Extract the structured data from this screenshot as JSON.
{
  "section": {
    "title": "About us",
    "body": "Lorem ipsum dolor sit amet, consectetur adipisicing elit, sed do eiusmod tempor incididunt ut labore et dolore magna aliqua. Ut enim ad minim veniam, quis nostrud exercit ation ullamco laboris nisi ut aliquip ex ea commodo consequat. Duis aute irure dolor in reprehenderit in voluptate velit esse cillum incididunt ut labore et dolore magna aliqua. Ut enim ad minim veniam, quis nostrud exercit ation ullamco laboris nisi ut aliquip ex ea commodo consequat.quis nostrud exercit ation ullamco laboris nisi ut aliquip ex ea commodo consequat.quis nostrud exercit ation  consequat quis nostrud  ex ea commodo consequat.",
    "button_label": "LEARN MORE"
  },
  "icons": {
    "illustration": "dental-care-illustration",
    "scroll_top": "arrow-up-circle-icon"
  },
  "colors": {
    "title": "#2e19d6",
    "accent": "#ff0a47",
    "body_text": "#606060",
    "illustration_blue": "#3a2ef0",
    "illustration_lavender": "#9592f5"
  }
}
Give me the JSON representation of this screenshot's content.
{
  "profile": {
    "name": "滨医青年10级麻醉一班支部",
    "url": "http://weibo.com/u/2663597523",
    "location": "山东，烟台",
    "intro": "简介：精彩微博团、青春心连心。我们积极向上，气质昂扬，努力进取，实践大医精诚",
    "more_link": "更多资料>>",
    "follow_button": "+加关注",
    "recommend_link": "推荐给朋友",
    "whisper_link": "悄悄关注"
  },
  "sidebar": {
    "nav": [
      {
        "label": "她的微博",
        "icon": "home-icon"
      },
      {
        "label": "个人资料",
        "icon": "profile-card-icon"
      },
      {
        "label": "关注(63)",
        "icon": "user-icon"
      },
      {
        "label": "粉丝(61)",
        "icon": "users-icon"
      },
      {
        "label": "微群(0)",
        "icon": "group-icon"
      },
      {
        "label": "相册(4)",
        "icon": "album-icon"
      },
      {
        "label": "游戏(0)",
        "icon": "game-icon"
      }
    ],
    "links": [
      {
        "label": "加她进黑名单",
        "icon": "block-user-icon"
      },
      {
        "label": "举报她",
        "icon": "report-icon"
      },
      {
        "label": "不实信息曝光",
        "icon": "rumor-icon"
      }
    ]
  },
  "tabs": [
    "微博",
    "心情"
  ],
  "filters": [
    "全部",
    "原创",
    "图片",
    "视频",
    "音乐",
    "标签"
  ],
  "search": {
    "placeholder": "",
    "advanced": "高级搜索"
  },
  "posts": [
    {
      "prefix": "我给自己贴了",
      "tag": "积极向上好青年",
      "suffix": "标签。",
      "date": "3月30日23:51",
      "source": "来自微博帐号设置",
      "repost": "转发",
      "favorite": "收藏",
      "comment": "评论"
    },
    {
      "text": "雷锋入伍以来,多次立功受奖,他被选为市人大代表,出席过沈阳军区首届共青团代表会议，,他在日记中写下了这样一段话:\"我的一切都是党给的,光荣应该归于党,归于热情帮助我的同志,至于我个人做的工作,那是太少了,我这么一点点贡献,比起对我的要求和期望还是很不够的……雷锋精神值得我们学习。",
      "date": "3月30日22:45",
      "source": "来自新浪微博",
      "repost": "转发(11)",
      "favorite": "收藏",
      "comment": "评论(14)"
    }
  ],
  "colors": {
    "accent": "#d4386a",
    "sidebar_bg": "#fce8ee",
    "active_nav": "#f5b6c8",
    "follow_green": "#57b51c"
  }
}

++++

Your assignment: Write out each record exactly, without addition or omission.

Task output:
Extract the structured data from this screenshot as JSON.
{
  "section": {
    "title": "About us",
    "body": "Lorem ipsum dolor sit amet, consectetur adipisicing elit, sed do eiusmod tempor incididunt ut labore et dolore magna aliqua. Ut enim ad minim veniam, quis nostrud exercit ation ullamco laboris nisi ut aliquip ex ea commodo consequat. Duis aute irure dolor in reprehenderit in voluptate velit esse cillum incididunt ut labore et dolore magna aliqua. Ut enim ad minim veniam, quis nostrud exercit ation ullamco laboris nisi ut aliquip ex ea commodo consequat.quis nostrud exercit ation ullamco laboris nisi ut aliquip ex ea commodo consequat.quis nostrud exercit ation  consequat quis nostrud  ex ea commodo consequat.",
    "button_label": "LEARN MORE"
  },
  "icons": {
    "illustration": "dental-care-illustration",
    "scroll_top": "arrow-up-circle-icon"
  },
  "colors": {
    "title": "#2e19d6",
    "accent": "#ff0a47",
    "body_text": "#606060",
    "illustration_blue": "#3a2ef0",
    "illustration_lavender": "#9592f5"
  }
}
Give me the JSON representation of this screenshot's content.
{
  "profile": {
    "name": "滨医青年10级麻醉一班支部",
    "url": "http://weibo.com/u/2663597523",
    "location": "山东，烟台",
    "intro": "简介：精彩微博团、青春心连心。我们积极向上，气质昂扬，努力进取，实践大医精诚",
    "more_link": "更多资料>>",
    "follow_button": "+加关注",
    "recommend_link": "推荐给朋友",
    "whisper_link": "悄悄关注"
  },
  "sidebar": {
    "nav": [
      {
        "label": "她的微博",
        "icon": "home-icon"
      },
      {
        "label": "个人资料",
        "icon": "profile-card-icon"
      },
      {
        "label": "关注(63)",
        "icon": "user-icon"
      },
      {
        "label": "粉丝(61)",
        "icon": "users-icon"
      },
      {
        "label": "微群(0)",
        "icon": "group-icon"
      },
      {
        "label": "相册(4)",
        "icon": "album-icon"
      },
      {
        "label": "游戏(0)",
        "icon": "game-icon"
      }
    ],
    "links": [
      {
        "label": "加她进黑名单",
        "icon": "block-user-icon"
      },
      {
        "label": "举报她",
        "icon": "report-icon"
      },
      {
        "label": "不实信息曝光",
        "icon": "rumor-icon"
      }
    ]
  },
  "tabs": [
    "微博",
    "心情"
  ],
  "filters": [
    "全部",
    "原创",
    "图片",
    "视频",
    "音乐",
    "标签"
  ],
  "search": {
    "placeholder": "",
    "advanced": "高级搜索"
  },
  "posts": [
    {
      "prefix": "我给自己贴了",
      "tag": "积极向上好青年",
      "suffix": "标签。",
      "date": "3月30日23:51",
      "source": "来自微博帐号设置",
      "repost": "转发",
      "favorite": "收藏",
      "comment": "评论"
    },
    {
      "text": "雷锋入伍以来,多次立功受奖,他被选为市人大代表,出席过沈阳军区首届共青团代表会议，,他在日记中写下了这样一段话:\"我的一切都是党给的,光荣应该归于党,归于热情帮助我的同志,至于我个人做的工作,那是太少了,我这么一点点贡献,比起对我的要求和期望还是很不够的……雷锋精神值得我们学习。",
      "date": "3月30日22:45",
      "source": "来自新浪微博",
      "repost": "转发(11)",
      "favorite": "收藏",
      "comment": "评论(14)"
    }
  ],
  "colors": {
    "accent": "#d4386a",
    "sidebar_bg": "#fce8ee",
    "active_nav": "#f5b6c8",
    "follow_green": "#57b51c"
  }
}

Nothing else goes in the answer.